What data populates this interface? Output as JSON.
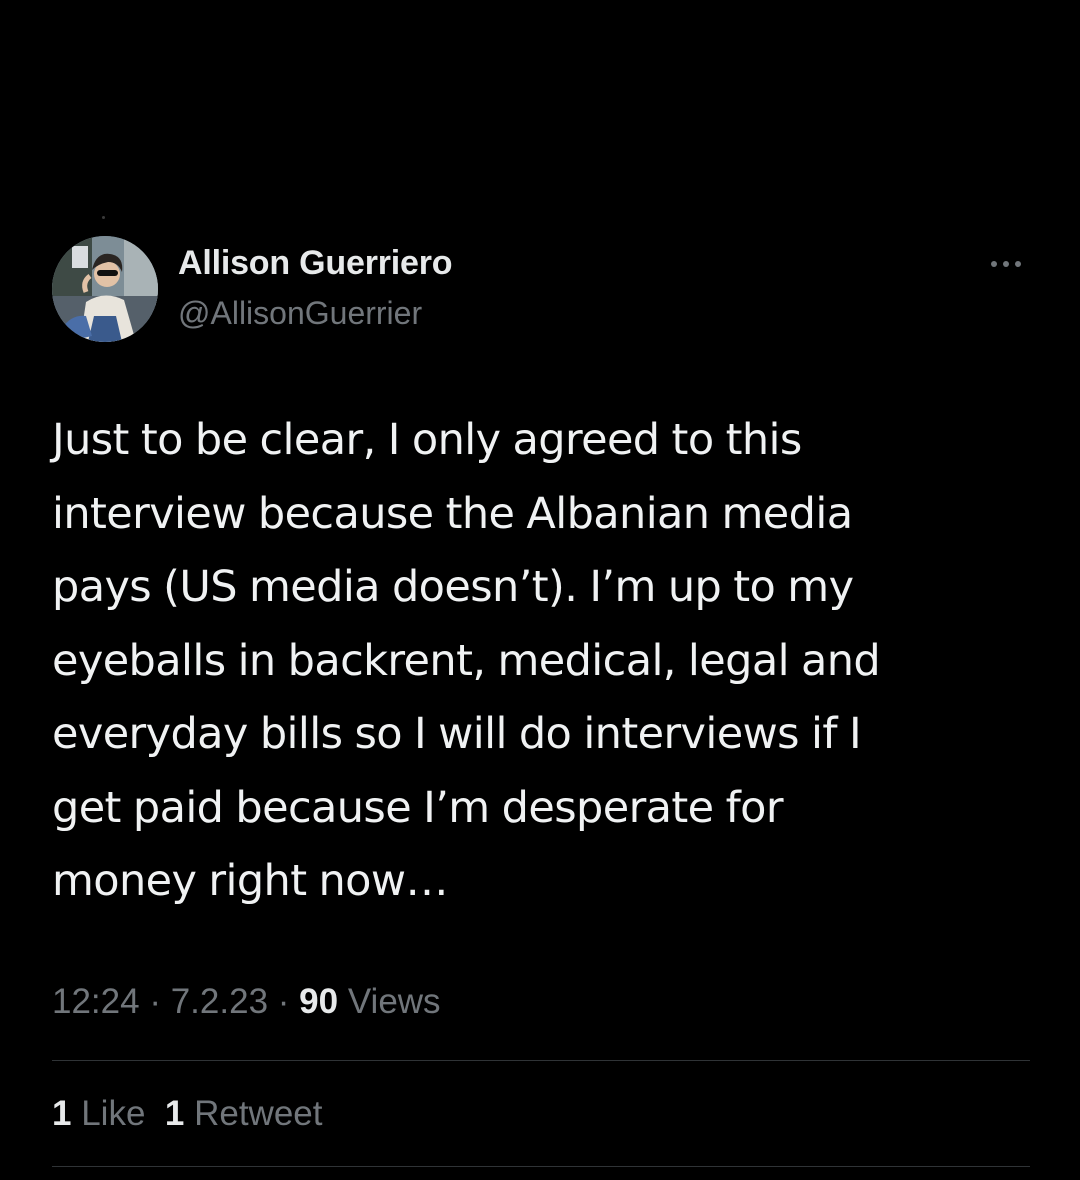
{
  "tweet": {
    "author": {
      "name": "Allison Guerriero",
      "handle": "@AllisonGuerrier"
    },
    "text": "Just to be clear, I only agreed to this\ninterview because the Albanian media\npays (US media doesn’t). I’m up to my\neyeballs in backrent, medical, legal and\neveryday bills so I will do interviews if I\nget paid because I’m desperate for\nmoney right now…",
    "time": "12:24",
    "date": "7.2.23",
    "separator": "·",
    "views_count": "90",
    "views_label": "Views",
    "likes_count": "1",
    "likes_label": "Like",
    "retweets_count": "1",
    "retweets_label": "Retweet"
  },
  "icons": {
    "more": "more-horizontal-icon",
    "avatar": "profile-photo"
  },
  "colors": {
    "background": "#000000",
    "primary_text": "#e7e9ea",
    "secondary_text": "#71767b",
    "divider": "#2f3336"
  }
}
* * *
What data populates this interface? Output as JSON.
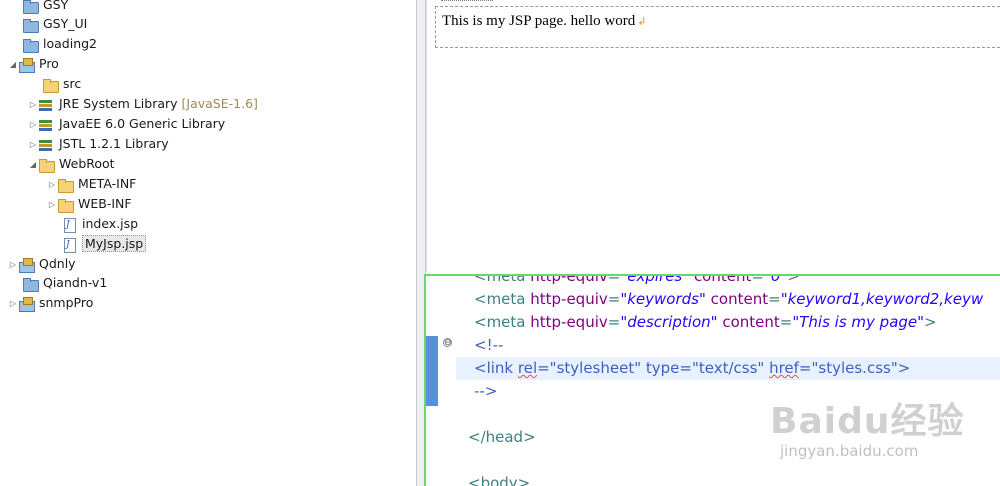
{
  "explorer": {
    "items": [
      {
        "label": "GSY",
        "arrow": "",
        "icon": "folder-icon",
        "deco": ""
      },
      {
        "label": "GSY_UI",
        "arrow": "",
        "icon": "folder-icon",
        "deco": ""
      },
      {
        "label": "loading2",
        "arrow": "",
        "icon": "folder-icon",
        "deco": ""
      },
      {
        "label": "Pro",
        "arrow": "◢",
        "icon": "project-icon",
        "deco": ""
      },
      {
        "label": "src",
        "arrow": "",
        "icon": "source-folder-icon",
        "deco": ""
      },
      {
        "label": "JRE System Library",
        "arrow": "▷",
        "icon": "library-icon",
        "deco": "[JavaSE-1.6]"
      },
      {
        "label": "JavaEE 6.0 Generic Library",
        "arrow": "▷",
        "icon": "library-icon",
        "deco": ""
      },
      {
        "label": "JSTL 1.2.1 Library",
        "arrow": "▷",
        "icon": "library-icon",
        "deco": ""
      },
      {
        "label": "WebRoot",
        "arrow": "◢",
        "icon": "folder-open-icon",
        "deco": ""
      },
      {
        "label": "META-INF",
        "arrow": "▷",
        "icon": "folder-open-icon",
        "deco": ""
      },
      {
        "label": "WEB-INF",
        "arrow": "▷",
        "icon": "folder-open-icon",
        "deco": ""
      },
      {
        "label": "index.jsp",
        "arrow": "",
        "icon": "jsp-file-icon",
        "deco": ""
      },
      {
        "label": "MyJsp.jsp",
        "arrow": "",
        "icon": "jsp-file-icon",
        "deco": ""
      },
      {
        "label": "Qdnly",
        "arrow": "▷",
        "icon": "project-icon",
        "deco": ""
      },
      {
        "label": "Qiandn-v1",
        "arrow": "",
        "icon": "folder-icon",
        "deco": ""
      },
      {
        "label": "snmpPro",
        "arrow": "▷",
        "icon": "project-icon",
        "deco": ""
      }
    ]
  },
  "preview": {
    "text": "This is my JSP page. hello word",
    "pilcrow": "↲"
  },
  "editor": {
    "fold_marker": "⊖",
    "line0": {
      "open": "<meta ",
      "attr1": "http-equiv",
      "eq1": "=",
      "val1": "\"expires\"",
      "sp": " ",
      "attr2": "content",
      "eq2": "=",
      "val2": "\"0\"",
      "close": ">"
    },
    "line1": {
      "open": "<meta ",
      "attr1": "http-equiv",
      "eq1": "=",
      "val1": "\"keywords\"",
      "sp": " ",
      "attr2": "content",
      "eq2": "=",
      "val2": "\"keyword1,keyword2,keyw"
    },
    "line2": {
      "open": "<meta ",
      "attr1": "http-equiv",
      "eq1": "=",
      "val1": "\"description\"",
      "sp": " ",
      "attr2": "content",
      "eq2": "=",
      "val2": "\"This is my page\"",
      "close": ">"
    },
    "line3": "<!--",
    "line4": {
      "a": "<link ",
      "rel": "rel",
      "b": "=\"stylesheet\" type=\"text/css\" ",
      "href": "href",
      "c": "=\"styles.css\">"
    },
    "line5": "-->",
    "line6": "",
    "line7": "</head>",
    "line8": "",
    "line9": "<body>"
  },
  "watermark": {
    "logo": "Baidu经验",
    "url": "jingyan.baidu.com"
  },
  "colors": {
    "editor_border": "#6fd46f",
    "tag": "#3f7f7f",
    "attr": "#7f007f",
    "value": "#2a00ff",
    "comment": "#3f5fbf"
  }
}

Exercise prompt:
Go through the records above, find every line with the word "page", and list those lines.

Response:
    "text": "This is my JSP page. hello word",
      "val2": "\"This is my page\"",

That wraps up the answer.